[We continue, in this Number, the By-Laws shall, however, be n::de; nor the Address of the Hon. Noah shall any Meruber be admitted, unless ten Webster, and again urge our ag. Members be present.
Oficers elected for the year 1819. ricultural friends, to give it that THOMAS HUBBARD, M. D. President. DARIUS MATHEW SÓN, V. Presi- careful perusal which its impor
} AMOS PAYNE,
A PRIMARY object in rural economy, THOMAS HUBBARD, Committee and one to which every farmer must direct EDMOND BADGER, of Correse particular attention, is, to replenish the EBENEZER THOMPSON, 1 pondence. earth with the proper nutriments of plants. JAMES M'CLELLAN,
Our ancestors fourd the earth covered with
a rich vegetable mould, the remains of de.. An agricultural Society has recently composed leaves and plants, which for a been formed in the northern section of series of years, produced abundant crops, Litchfield county, by the name of The and precluded the necessity of making or Northern Agricultural Society in the Coun
preserving manures. Thi circumstance ty of Litchfield. At a late nueeting of generated a habit of negligence, in provisaid society the following officers were ding manure, the effects of which are still elected ; viz.
visible, in every part of the country. If Martın Rockwell, President.
we were to inquire, who, in this respect, is Jeremiah W. Phelps, 1st Vice President. without fault, it might be difficult to find Chauncey Seymour, 2d do,
the man who would venture to throw the Oliver Mills, 3d do.
first stone. About our houses and barns, Roger Coe, 4th do.
in the highways and in the fields, we every Andrew Abernethy, Corresponding Sec. where see proofs of this negligence. But Seth Marshall, Recording Secretary. nothing is more certain, than that land will James Boyd, Treasurer.

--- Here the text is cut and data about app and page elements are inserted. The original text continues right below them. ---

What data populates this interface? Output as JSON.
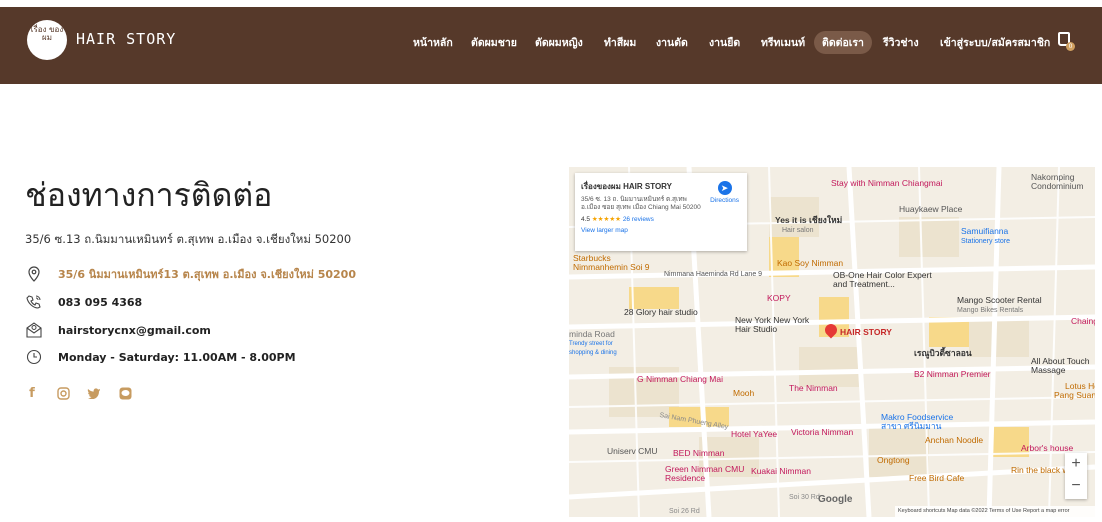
{
  "nav": {
    "logo_text": "เรื่อง ของ ผม",
    "brand": "HAIR STORY",
    "items": [
      {
        "label": "หน้าหลัก"
      },
      {
        "label": "ตัดผมชาย"
      },
      {
        "label": "ตัดผมหญิง"
      },
      {
        "label": "ทำสีผม"
      },
      {
        "label": "งานดัด"
      },
      {
        "label": "งานยืด"
      },
      {
        "label": "ทรีทเมนท์"
      },
      {
        "label": "ติดต่อเรา"
      },
      {
        "label": "รีวิวช่าง"
      },
      {
        "label": "เข้าสู่ระบบ/สมัครสมาชิก"
      }
    ],
    "cart_count": "0",
    "colors": {
      "bar": "#56392a",
      "accent": "#c79b60"
    }
  },
  "contact": {
    "title": "ช่องทางการติดต่อ",
    "address": "35/6 ซ.13 ถ.นิมมานเหมินทร์ ต.สุเทพ อ.เมือง จ.เชียงใหม่ 50200",
    "rows": [
      {
        "icon": "location-pin-icon",
        "text": "35/6 นิมมานเหมินทร์13 ต.สุเทพ อ.เมือง จ.เชียงใหม่ 50200"
      },
      {
        "icon": "phone-icon",
        "text": "083 095 4368"
      },
      {
        "icon": "email-icon",
        "text": "hairstorycnx@gmail.com"
      },
      {
        "icon": "clock-icon",
        "text": "Monday - Saturday: 11.00AM - 8.00PM"
      }
    ],
    "social": [
      "facebook-icon",
      "instagram-icon",
      "twitter-icon",
      "line-icon"
    ]
  },
  "map": {
    "card": {
      "title": "เรื่องของผม HAIR STORY",
      "address": "35/6 ซ. 13 ถ. นิมมานเหมินทร์ ต.สุเทพ อ.เมือง ซอย สุเทพ เมือง Chiang Mai 50200",
      "rating": "4.5",
      "stars": "★★★★★",
      "reviews": "26 reviews",
      "larger_map": "View larger map",
      "directions": "Directions"
    },
    "places": [
      "Stay with Nimman Chiangmai",
      "Huaykaew Place",
      "Nakornping Condominium",
      "Samuifianna",
      "Stationery store",
      "Yes it is เชียงใหม่",
      "Hair salon",
      "Starbucks Nimmanhemin Soi 9",
      "Nimmana Haeminda Rd Lane 9",
      "Kao Soy Nimman",
      "OB-One Hair Color Expert and Treatment...",
      "KOPY",
      "Mango Scooter Rental",
      "Mango Bikes Rentals",
      "28 Glory hair studio",
      "New York New York Hair Studio",
      "HAIR STORY",
      "Chaing M",
      "เรณูบิวตี้ซาลอน",
      "All About Touch Massage",
      "B2 Nimman Premier",
      "G Nimman Chiang Mai",
      "Mooh",
      "The Nimman",
      "Lotus Ho",
      "Pang Suan Ka",
      "Makro Foodservice สาขา ศรีนิมมาน",
      "Hotel YaYee",
      "Victoria Nimman",
      "Anchan Noodle",
      "Arbor's house",
      "Uniserv CMU",
      "BED Nimman",
      "Ongtong",
      "Green Nimman CMU Residence",
      "Kuakai Nimman",
      "Free Bird Cafe",
      "Rin the black we",
      "Sai Nam Phueng Alley",
      "Soi 30 Rd",
      "Soi 26 Rd",
      "minda Road",
      "Trendy street for shopping & dining"
    ],
    "footer": "Keyboard shortcuts   Map data ©2022   Terms of Use   Report a map error",
    "google": "Google"
  }
}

be exhausted, and agriculture decline, un. Nathaniel B. Gaylord, Auditor. less the soil is regularly supplied with as Viewing Committee--Reuben Rockwell, much nutrition as the crops draw from it. Elizur Munger, Roswell Marsh, Jonathan To devise the means of farnishing adequate